Verizon users can, however, pay extra to transform their iPhone into a Wi-Fi hotspot, and share its cellular signal with up to five other gadgets. AT&T’s iPhones currently link up with only one other gadget, and connect with them via a more limited Blue tooth signal.

Speed: A big part of AT&T’s promotional pushback against Verizon is that its network is faster. Thanks to recent upgrades, AT&T boasts speeds of 6 megabits per second—fast enough to download a song in four or five seconds, and roughly three times what most Verizon subscribers see. Yet that speedy connection is available only in regions where AT&T has finished upgrading the wires that connect cell towers to the Internet, a process that won’t be finished until at least 2013.

Future Proofing: The Verizon iPhone will likely have a short stint in the spotlight. Every year since 2008, Apple has announced a new, upgraded iPhone in early summer. Buying a Verizon iPhone in February likely means missing out on a sleeker version in a few months’ time—although that’s always a worry when buying gadgets.

Both AT&T and Verizon are building next-generation 4G networks with turbo charged speeds. Neither existing iPhone works on them, but analysts expect Apple to introduce a 4G iPhone within a year or so. Verizon is much further along—its 4G service is already available in 38 cities—so its service is a better bet for those hoping to upgrade to 4G speeds as early as possible.

Of course, the iPhone matters not just to Verizon’s customers but also to its investors. No one doubts that winning Apple’s “Jesus phone” will increase Verizon’s subscriber base. UBS Securities (UBS) expects the company to win 3.5 million new customers in 2011, while AT&T, Sprint (S), and T-Mobile will lose around 1 million between them.

Managing that growth won’t be simple. Verizon is expected to pay $5 billion or so to subsidize new iPhone owners this year, which could drag down profit margins. Walter Piecyk, an analyst at brokerage firm BTIG, expects the opposite. He says the iPhone bonanza will allow Verizon to spread fixed costs like stores and TV ads across more units, boosting margins from 46.4 percent last year to 48.1 percent in 2012. If Verizon’s network can handle the new subscribers, he says, it will further damage AT&T’s brand. “They’ve had the iPhone for four years, and they’re still trying to catch up with demand.”

The bottom line: AT&T must now compete with Verizon for iPhone customers.
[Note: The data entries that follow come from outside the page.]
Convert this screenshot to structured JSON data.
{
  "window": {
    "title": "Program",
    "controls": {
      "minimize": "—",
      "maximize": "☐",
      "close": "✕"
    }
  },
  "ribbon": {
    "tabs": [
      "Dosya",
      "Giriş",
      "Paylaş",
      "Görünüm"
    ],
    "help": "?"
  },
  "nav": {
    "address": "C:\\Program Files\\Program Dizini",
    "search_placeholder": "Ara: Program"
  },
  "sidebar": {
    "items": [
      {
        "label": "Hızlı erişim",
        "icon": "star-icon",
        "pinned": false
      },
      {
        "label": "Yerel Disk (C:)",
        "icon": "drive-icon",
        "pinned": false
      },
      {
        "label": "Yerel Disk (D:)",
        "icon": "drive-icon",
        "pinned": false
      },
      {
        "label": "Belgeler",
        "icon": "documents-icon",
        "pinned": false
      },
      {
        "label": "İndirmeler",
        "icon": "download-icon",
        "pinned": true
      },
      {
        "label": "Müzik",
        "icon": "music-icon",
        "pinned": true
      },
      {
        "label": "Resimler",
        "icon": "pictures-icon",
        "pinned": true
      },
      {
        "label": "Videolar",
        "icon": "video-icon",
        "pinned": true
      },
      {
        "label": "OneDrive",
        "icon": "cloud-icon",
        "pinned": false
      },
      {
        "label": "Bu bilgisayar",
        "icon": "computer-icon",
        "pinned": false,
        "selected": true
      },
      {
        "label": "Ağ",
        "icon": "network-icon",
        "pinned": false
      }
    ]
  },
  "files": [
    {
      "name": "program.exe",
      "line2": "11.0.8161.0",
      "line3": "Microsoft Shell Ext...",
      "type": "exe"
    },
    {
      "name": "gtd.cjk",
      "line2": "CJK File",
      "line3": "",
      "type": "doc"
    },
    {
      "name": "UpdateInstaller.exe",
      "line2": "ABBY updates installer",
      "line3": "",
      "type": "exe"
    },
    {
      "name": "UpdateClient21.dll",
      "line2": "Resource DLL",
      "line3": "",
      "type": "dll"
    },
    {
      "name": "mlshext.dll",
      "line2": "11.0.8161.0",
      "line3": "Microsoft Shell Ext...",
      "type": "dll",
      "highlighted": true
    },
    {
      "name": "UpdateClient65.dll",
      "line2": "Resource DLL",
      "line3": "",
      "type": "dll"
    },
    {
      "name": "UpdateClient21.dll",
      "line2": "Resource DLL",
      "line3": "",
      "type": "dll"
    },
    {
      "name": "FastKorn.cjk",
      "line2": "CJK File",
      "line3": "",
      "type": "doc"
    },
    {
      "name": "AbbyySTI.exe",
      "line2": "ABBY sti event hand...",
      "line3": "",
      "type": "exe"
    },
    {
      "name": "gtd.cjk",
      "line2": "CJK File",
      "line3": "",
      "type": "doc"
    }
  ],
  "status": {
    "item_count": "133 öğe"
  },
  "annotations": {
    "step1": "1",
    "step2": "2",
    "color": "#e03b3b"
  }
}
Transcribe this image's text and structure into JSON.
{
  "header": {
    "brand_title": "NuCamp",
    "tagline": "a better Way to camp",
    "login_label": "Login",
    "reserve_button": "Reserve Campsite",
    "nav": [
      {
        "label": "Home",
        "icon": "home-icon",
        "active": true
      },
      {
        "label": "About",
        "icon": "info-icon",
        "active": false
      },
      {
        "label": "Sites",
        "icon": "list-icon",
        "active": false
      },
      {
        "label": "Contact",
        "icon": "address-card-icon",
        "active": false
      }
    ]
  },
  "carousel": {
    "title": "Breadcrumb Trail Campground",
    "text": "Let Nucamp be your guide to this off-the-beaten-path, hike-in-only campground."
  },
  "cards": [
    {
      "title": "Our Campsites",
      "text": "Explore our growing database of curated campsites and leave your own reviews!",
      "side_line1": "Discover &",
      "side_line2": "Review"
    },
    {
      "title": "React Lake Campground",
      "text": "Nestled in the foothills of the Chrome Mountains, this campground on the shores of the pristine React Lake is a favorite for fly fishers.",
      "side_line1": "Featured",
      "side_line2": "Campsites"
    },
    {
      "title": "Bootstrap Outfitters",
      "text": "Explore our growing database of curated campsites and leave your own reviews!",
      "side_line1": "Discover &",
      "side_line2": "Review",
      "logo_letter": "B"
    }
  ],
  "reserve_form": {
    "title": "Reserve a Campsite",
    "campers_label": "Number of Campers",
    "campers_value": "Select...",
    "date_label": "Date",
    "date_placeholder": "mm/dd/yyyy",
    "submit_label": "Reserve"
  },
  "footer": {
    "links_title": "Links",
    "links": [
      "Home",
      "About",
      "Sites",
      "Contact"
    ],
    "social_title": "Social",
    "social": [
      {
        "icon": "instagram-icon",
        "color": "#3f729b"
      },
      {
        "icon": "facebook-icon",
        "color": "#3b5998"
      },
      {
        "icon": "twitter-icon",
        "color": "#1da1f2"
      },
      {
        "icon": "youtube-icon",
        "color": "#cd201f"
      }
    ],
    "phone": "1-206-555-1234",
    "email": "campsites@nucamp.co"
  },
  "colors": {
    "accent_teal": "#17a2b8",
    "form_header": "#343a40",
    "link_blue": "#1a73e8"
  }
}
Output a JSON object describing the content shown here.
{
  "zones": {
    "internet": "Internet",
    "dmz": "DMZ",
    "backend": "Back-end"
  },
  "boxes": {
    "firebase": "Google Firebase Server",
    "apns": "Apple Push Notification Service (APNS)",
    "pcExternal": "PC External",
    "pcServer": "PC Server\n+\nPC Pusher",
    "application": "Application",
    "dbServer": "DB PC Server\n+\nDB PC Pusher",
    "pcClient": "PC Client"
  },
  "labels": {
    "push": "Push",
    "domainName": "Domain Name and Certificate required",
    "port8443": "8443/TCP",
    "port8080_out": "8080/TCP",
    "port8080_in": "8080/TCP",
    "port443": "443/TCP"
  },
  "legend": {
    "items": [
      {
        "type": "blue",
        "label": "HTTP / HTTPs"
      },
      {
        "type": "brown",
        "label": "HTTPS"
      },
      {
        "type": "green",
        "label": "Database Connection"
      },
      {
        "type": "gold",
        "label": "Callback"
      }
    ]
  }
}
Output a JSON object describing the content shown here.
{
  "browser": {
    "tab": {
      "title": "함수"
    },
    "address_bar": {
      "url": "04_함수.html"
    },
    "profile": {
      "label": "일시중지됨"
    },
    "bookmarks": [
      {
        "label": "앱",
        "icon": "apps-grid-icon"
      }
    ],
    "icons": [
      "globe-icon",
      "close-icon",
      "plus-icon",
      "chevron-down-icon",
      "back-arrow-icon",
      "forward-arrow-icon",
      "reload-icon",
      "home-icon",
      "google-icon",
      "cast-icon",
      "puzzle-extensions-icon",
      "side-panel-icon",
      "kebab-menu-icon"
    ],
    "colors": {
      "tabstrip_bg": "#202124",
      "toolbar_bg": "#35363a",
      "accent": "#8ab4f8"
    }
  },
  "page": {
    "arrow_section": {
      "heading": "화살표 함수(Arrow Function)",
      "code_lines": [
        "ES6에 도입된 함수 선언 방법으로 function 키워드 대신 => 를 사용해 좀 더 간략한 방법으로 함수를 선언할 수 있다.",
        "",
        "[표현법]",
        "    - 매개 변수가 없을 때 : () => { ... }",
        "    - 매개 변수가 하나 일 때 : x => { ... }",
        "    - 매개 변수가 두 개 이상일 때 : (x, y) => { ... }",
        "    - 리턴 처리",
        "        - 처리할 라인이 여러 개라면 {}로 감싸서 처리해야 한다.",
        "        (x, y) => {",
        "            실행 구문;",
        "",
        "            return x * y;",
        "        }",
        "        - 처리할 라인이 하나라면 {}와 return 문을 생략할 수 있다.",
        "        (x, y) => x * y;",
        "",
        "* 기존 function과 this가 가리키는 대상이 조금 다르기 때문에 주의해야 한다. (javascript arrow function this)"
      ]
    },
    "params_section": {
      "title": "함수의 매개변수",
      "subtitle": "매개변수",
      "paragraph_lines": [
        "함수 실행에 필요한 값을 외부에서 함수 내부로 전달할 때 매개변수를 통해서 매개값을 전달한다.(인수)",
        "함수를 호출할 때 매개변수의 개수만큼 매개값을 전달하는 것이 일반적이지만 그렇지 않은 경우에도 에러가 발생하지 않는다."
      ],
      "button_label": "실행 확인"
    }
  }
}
The latter offers a more reliable but slower network.

Burrows is a senior writer for Bloomberg Businessweek, based in San Francisco.